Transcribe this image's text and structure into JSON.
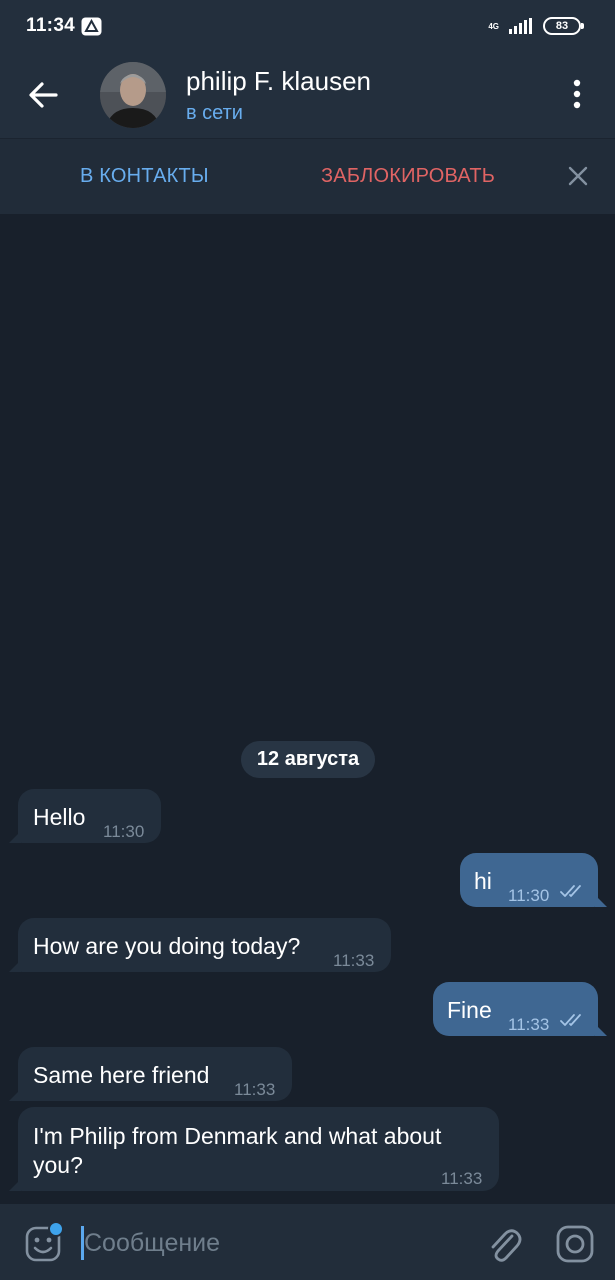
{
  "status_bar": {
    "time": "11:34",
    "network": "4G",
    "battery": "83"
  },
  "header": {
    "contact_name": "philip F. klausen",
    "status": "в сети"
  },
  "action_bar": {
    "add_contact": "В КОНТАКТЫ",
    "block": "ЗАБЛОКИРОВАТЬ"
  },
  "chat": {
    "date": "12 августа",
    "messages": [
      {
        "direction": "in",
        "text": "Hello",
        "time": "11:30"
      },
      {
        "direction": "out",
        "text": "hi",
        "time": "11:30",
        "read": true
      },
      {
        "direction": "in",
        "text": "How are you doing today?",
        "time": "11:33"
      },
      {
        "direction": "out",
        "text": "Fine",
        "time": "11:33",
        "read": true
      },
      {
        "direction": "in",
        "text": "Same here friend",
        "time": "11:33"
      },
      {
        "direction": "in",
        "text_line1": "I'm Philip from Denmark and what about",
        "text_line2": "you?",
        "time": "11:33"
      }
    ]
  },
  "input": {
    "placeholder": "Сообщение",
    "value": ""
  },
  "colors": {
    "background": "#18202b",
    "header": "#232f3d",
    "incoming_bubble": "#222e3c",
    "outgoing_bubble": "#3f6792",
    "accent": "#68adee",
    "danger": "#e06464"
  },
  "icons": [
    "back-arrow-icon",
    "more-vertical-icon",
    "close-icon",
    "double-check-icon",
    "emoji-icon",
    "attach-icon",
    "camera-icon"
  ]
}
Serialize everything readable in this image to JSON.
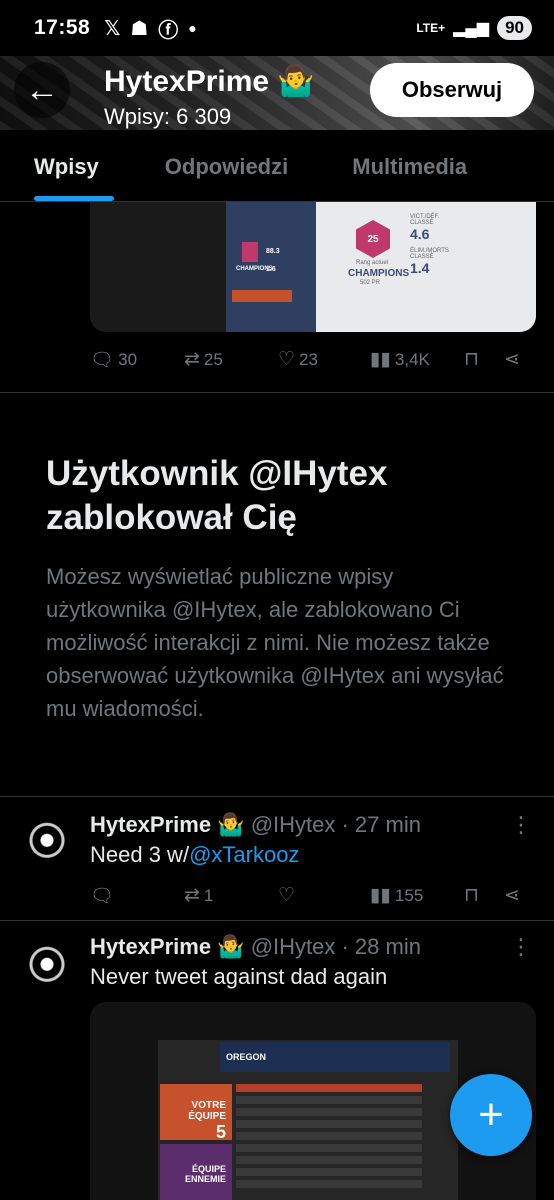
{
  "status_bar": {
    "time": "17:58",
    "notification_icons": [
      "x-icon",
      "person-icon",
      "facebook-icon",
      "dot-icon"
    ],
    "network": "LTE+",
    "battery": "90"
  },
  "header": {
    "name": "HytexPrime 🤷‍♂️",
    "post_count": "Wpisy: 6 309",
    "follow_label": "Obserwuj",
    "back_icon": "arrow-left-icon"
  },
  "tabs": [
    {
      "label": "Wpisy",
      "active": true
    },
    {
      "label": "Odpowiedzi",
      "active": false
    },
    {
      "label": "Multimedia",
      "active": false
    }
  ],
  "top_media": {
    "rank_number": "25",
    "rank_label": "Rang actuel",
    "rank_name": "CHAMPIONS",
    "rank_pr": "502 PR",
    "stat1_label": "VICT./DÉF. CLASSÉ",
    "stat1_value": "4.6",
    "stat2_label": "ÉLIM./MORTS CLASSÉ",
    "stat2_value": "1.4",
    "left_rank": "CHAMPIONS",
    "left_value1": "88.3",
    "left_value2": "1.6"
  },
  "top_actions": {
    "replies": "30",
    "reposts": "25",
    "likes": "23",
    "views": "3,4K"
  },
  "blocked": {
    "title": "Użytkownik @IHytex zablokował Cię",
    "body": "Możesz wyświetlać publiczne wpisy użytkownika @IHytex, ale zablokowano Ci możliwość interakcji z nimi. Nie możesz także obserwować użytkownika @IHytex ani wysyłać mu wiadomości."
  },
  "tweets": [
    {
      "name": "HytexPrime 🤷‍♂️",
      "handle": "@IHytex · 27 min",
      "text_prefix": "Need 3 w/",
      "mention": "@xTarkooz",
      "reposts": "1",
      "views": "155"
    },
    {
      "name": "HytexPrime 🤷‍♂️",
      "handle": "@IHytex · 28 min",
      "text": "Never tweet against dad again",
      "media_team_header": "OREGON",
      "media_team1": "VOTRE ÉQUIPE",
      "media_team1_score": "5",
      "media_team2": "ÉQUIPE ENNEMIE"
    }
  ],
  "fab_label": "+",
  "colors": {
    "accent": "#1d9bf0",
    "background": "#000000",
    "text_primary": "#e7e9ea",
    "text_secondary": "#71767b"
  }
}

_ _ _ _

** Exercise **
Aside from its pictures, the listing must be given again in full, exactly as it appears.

** Reply **
Transcribe this image's text and structure into JSON.
{
  "status_bar": {
    "time": "11:34",
    "network": "4G",
    "battery": "83"
  },
  "header": {
    "contact_name": "philip F. klausen",
    "status": "в сети"
  },
  "action_bar": {
    "add_contact": "В КОНТАКТЫ",
    "block": "ЗАБЛОКИРОВАТЬ"
  },
  "chat": {
    "date": "12 августа",
    "messages": [
      {
        "direction": "in",
        "text": "Hello",
        "time": "11:30"
      },
      {
        "direction": "out",
        "text": "hi",
        "time": "11:30",
        "read": true
      },
      {
        "direction": "in",
        "text": "How are you doing today?",
        "time": "11:33"
      },
      {
        "direction": "out",
        "text": "Fine",
        "time": "11:33",
        "read": true
      },
      {
        "direction": "in",
        "text": "Same here friend",
        "time": "11:33"
      },
      {
        "direction": "in",
        "text_line1": "I'm Philip from Denmark and what about",
        "text_line2": "you?",
        "time": "11:33"
      }
    ]
  },
  "input": {
    "placeholder": "Сообщение",
    "value": ""
  },
  "colors": {
    "background": "#18202b",
    "header": "#232f3d",
    "incoming_bubble": "#222e3c",
    "outgoing_bubble": "#3f6792",
    "accent": "#68adee",
    "danger": "#e06464"
  },
  "icons": [
    "back-arrow-icon",
    "more-vertical-icon",
    "close-icon",
    "double-check-icon",
    "emoji-icon",
    "attach-icon",
    "camera-icon"
  ]
}
Serialize everything readable in this image to JSON.
{
  "status_bar": {
    "time": "17:58",
    "notification_icons": [
      "x-icon",
      "person-icon",
      "facebook-icon",
      "dot-icon"
    ],
    "network": "LTE+",
    "battery": "90"
  },
  "header": {
    "name": "HytexPrime 🤷‍♂️",
    "post_count": "Wpisy: 6 309",
    "follow_label": "Obserwuj",
    "back_icon": "arrow-left-icon"
  },
  "tabs": [
    {
      "label": "Wpisy",
      "active": true
    },
    {
      "label": "Odpowiedzi",
      "active": false
    },
    {
      "label": "Multimedia",
      "active": false
    }
  ],
  "top_media": {
    "rank_number": "25",
    "rank_label": "Rang actuel",
    "rank_name": "CHAMPIONS",
    "rank_pr": "502 PR",
    "stat1_label": "VICT./DÉF. CLASSÉ",
    "stat1_value": "4.6",
    "stat2_label": "ÉLIM./MORTS CLASSÉ",
    "stat2_value": "1.4",
    "left_rank": "CHAMPIONS",
    "left_value1": "88.3",
    "left_value2": "1.6"
  },
  "top_actions": {
    "replies": "30",
    "reposts": "25",
    "likes": "23",
    "views": "3,4K"
  },
  "blocked": {
    "title": "Użytkownik @IHytex zablokował Cię",
    "body": "Możesz wyświetlać publiczne wpisy użytkownika @IHytex, ale zablokowano Ci możliwość interakcji z nimi. Nie możesz także obserwować użytkownika @IHytex ani wysyłać mu wiadomości."
  },
  "tweets": [
    {
      "name": "HytexPrime 🤷‍♂️",
      "handle": "@IHytex · 27 min",
      "text_prefix": "Need 3 w/",
      "mention": "@xTarkooz",
      "reposts": "1",
      "views": "155"
    },
    {
      "name": "HytexPrime 🤷‍♂️",
      "handle": "@IHytex · 28 min",
      "text": "Never tweet against dad again",
      "media_team_header": "OREGON",
      "media_team1": "VOTRE ÉQUIPE",
      "media_team1_score": "5",
      "media_team2": "ÉQUIPE ENNEMIE"
    }
  ],
  "fab_label": "+",
  "colors": {
    "accent": "#1d9bf0",
    "background": "#000000",
    "text_primary": "#e7e9ea",
    "text_secondary": "#71767b"
  }
}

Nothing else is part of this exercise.